We know that Australia’s drinking culture is quite pervasive, and it might take a bit longer to change. In the meantime, the best way to manage this is to set expectations early,whether it is by texting the person holding the event to let them know you’re not drinking and asking if it is ok for you to bring some AF drinks, or casually mentioning it before the event.
Some members have even found it useful to practise what they might say if they were offered a drink – the responses ‘I’m not drinking for a while’, or ‘I’ve found alcohol doesn’t agree with me’, or ‘I’m focusing on my health, and alcohol sets me back too much’ are some direct and polite responses. Often, once we’ve used these responses a couple of times, we will find that that fear of saying ‘no’ to a drink, subsides – after all, it is an individual choice and one you have clearly thought through.
Lead by Example
If you are a bit concerned about how to manage drinking situations with family members who are likely to drink a lot, remember, one of the most powerful things you can do is to demonstrate what a ‘good’ relationship with alcohol looks like.

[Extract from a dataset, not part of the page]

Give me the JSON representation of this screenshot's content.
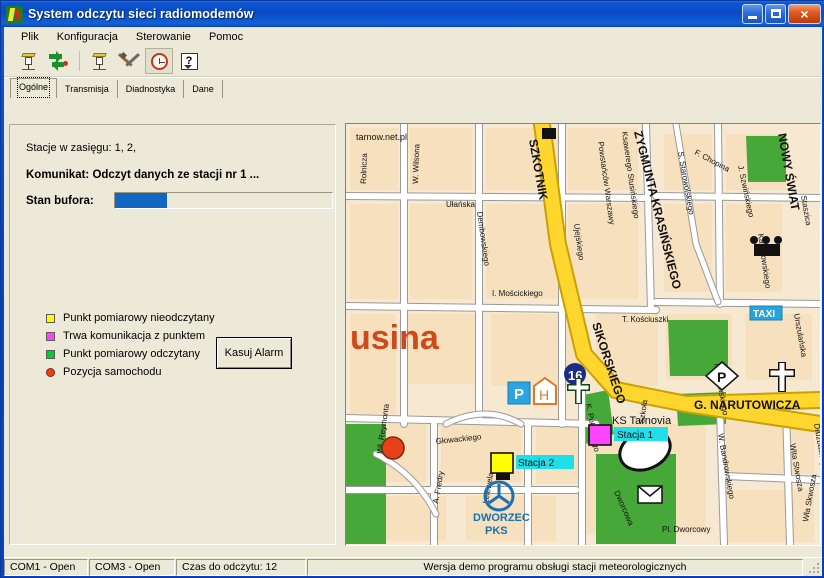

Many people who have made that decision to change their drinking will say that it was when they saw a friend or family member make changes that it ‘clicked’ for them. We do need to see the benefits of a change to really believe it is worth the cost, and someone who can speak honestly about the changes they have made, and the consequences of this, can be really compelling.
What might this look like? Whether it is showing up to a BBQ with some alcohol-free drinks (e.g. AF beer or soda), or declining a second glass of wine at Christmas lunch – it shows those around you that, while you might respect Christmas traditions, you’re not necessarily going to participate in all of them. Remember, your relationship with alcohol is a very individual one, and is different to others’. Being really clear about the reasons for not drinking, or drinking in moderation (e.g. I find it doesn’t agree with me, I’m focusing on my health at the moment, I’m not drinking at the moment), as well as the outcomes (I find that my anxiety has improved a lot, I feel better, I’m spending much less money, my sleep is much better), can be really powerful.
As we can see, each occasion gives us the opportunity to consider how we might want to use the holidays we have in front of us. You can make use of your new clarity over this time to consider how you’d like to spend your time as well – without hangovers or tiredness, how might you now want to take advantage of your holidays? How might you want to go into the new year? Creating new rituals that help you connect with your loved ones, as well as stay on track with your physical and mental health, are likely to put you in a good place for the year ahead. Feeling comfortable with doing things a bit differently – not necessarily better, just differently – can give rise to some powerful behaviour change and even better experiences over this time. More of those sunrise walks on the beach and cricket games, and fewer of the hangovers and family arguments. More quality time being connected and present with loved ones, and less time spent zoning-out with alcohol and technology.
From all of us at Hello Sunday Morning, we wish you a happy and relaxing Christmas and hope that, whatever rituals you choose to create, they help you to get closer to where you want to be next year.